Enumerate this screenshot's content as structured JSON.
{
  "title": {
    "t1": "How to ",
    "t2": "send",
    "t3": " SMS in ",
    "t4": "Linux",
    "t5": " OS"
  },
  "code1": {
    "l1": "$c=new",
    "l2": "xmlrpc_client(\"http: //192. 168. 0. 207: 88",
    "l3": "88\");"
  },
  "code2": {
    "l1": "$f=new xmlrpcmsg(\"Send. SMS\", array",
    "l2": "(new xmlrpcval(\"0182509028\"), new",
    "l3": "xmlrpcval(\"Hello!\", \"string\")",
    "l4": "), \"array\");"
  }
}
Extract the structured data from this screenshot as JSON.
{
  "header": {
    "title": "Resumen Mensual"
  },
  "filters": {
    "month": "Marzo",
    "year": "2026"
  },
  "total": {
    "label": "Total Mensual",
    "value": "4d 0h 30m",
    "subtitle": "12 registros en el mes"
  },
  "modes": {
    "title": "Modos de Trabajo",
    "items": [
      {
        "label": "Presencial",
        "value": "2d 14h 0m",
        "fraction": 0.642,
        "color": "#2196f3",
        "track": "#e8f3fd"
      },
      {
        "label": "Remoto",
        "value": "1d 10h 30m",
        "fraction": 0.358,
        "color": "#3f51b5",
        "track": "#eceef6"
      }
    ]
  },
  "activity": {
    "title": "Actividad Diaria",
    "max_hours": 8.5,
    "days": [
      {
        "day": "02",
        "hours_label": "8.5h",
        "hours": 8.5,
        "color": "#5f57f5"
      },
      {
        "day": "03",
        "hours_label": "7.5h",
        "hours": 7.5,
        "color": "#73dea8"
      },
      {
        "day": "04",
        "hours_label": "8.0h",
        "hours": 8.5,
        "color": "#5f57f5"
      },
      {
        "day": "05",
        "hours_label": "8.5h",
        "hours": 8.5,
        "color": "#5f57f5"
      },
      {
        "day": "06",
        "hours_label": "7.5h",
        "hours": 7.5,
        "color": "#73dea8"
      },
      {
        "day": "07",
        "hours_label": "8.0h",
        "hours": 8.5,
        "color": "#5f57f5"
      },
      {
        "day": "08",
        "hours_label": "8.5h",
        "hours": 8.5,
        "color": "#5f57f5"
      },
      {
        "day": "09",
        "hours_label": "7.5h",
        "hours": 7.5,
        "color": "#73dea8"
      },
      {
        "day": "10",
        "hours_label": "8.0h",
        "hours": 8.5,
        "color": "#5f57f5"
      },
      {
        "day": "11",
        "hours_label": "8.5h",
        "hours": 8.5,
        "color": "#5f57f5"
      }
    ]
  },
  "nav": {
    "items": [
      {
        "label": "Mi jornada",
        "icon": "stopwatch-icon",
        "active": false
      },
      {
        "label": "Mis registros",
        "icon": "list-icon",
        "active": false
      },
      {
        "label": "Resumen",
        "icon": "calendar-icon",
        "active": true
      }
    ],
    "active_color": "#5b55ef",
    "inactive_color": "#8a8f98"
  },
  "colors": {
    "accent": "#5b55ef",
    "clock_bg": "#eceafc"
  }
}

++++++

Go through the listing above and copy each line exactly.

[Expected answer]
Enumerate this screenshot's content as structured JSON.
{
  "title": {
    "t1": "How to ",
    "t2": "send",
    "t3": " SMS in ",
    "t4": "Linux",
    "t5": " OS"
  },
  "code1": {
    "l1": "$c=new",
    "l2": "xmlrpc_client(\"http: //192. 168. 0. 207: 88",
    "l3": "88\");"
  },
  "code2": {
    "l1": "$f=new xmlrpcmsg(\"Send. SMS\", array",
    "l2": "(new xmlrpcval(\"0182509028\"), new",
    "l3": "xmlrpcval(\"Hello!\", \"string\")",
    "l4": "), \"array\");"
  }
}
Extract the structured data from this screenshot as JSON.
{
  "header": {
    "title": "Resumen Mensual"
  },
  "filters": {
    "month": "Marzo",
    "year": "2026"
  },
  "total": {
    "label": "Total Mensual",
    "value": "4d 0h 30m",
    "subtitle": "12 registros en el mes"
  },
  "modes": {
    "title": "Modos de Trabajo",
    "items": [
      {
        "label": "Presencial",
        "value": "2d 14h 0m",
        "fraction": 0.642,
        "color": "#2196f3",
        "track": "#e8f3fd"
      },
      {
        "label": "Remoto",
        "value": "1d 10h 30m",
        "fraction": 0.358,
        "color": "#3f51b5",
        "track": "#eceef6"
      }
    ]
  },
  "activity": {
    "title": "Actividad Diaria",
    "max_hours": 8.5,
    "days": [
      {
        "day": "02",
        "hours_label": "8.5h",
        "hours": 8.5,
        "color": "#5f57f5"
      },
      {
        "day": "03",
        "hours_label": "7.5h",
        "hours": 7.5,
        "color": "#73dea8"
      },
      {
        "day": "04",
        "hours_label": "8.0h",
        "hours": 8.5,
        "color": "#5f57f5"
      },
      {
        "day": "05",
        "hours_label": "8.5h",
        "hours": 8.5,
        "color": "#5f57f5"
      },
      {
        "day": "06",
        "hours_label": "7.5h",
        "hours": 7.5,
        "color": "#73dea8"
      },
      {
        "day": "07",
        "hours_label": "8.0h",
        "hours": 8.5,
        "color": "#5f57f5"
      },
      {
        "day": "08",
        "hours_label": "8.5h",
        "hours": 8.5,
        "color": "#5f57f5"
      },
      {
        "day": "09",
        "hours_label": "7.5h",
        "hours": 7.5,
        "color": "#73dea8"
      },
      {
        "day": "10",
        "hours_label": "8.0h",
        "hours": 8.5,
        "color": "#5f57f5"
      },
      {
        "day": "11",
        "hours_label": "8.5h",
        "hours": 8.5,
        "color": "#5f57f5"
      }
    ]
  },
  "nav": {
    "items": [
      {
        "label": "Mi jornada",
        "icon": "stopwatch-icon",
        "active": false
      },
      {
        "label": "Mis registros",
        "icon": "list-icon",
        "active": false
      },
      {
        "label": "Resumen",
        "icon": "calendar-icon",
        "active": true
      }
    ],
    "active_color": "#5b55ef",
    "inactive_color": "#8a8f98"
  },
  "colors": {
    "accent": "#5b55ef",
    "clock_bg": "#eceafc"
  }
}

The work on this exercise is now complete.